I begin this post with a well-known quote by Foucault because I was reminded of it while watching Andrew Haigh’s achingly felt Weekend (2011), in which a one-night stand between two young gay Englishmen becomes a weekend-long romance. As in Richard Linklater’s Before Sunrise (1995), the love affair is stamped with an expiration date from the outset: Glen (Chris New, pictured left) is scheduled to depart for the U.S. on Sunday afternoon.
Does—or should—gay romance exist only in the present, unhampered by past traumas, unconcerned with the burden of futurity? It’s a question that queer theorists from Lee Edelman to José Esteban Muñoz have taken up in recent years and that Weekend eloquently dramatizes. The film is a paean to the meaningfulness and power of a bond that both of the lovers know to be ephemeral: the memory of their weekend will be more perfect than a lifetime spent together. As Foucault proposes, memory holds a particular power within homosexual subjectivity and is perhaps even more powerful than experience itself.

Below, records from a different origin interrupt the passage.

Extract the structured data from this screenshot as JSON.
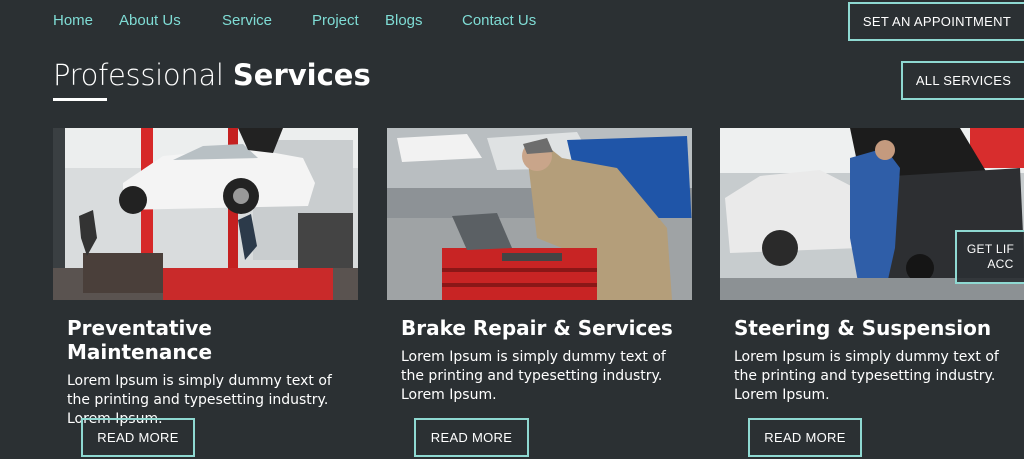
{
  "nav": {
    "items": [
      "Home",
      "About Us",
      "Service",
      "Project",
      "Blogs",
      "Contact Us"
    ],
    "cta": "SET AN APPOINTMENT"
  },
  "section": {
    "title_light": "Professional",
    "title_bold": "Services",
    "all_services": "ALL SERVICES"
  },
  "cards": [
    {
      "title": "Preventative Maintenance",
      "text": "Lorem Ipsum is simply dummy text of the printing and typesetting industry. Lorem Ipsum.",
      "button": "READ MORE",
      "image": "car-on-lift-garage-photo"
    },
    {
      "title": "Brake Repair & Services",
      "text": "Lorem Ipsum is simply dummy text of the printing and typesetting industry. Lorem Ipsum.",
      "button": "READ MORE",
      "image": "mechanic-laptop-photo"
    },
    {
      "title": "Steering & Suspension",
      "text": "Lorem Ipsum is simply dummy text of the printing and typesetting industry. Lorem Ipsum.",
      "button": "READ MORE",
      "image": "mechanic-engine-photo"
    }
  ],
  "floating_button": {
    "line1": "GET LIF",
    "line2": "ACC"
  },
  "colors": {
    "background": "#2b3033",
    "accent": "#7fdcd5",
    "border": "#8fd9d2"
  }
}
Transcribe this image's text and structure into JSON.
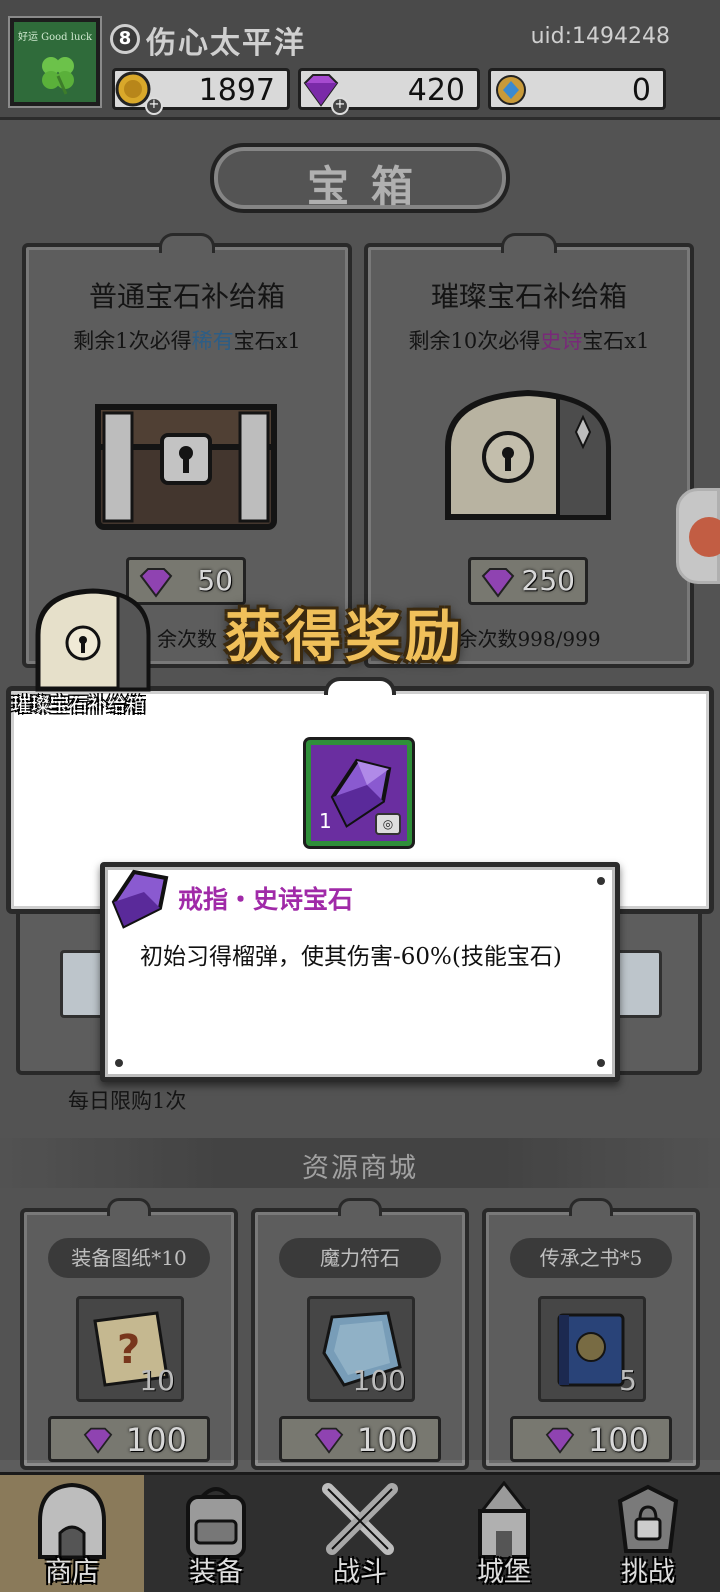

Even before they meet, Glen and Russell are already involved in separate projects of memorialization. Glen carries around a tape recorder to collect the testimonies of his sexual partners, which he intends to make into an art piece; Russell keeps track of his own sexual partners in a kind of logbook that doubles as an outlet for fantasies, fears, and daydreams related to his own homosexuality. The film suggests, then, that sex and romance—particularly as they are practiced within the world of gay men—always entail a certain amount of backward-glancing. It’s within the context of this idea that Glen’s final gesture to Russell becomes so emotionally powerful. In giving Russell back the tape recorder that contains his own morning-after “confession,” Glen has not only sanctified their relationship by removing it from public circulation; he has effectively given away to Russell his own souvenir of their time together. It’s a more intimate act even than sex. If, as Foucault claims, the remembrance of things past is even more satisfying than the anticipation of those to come, then in giving away the recording Glen has sacrificed a piece of his own satisfaction in order that Russell’s might increase. A beautiful ending, and the perfect note on which to end this hugely enjoyable blog project.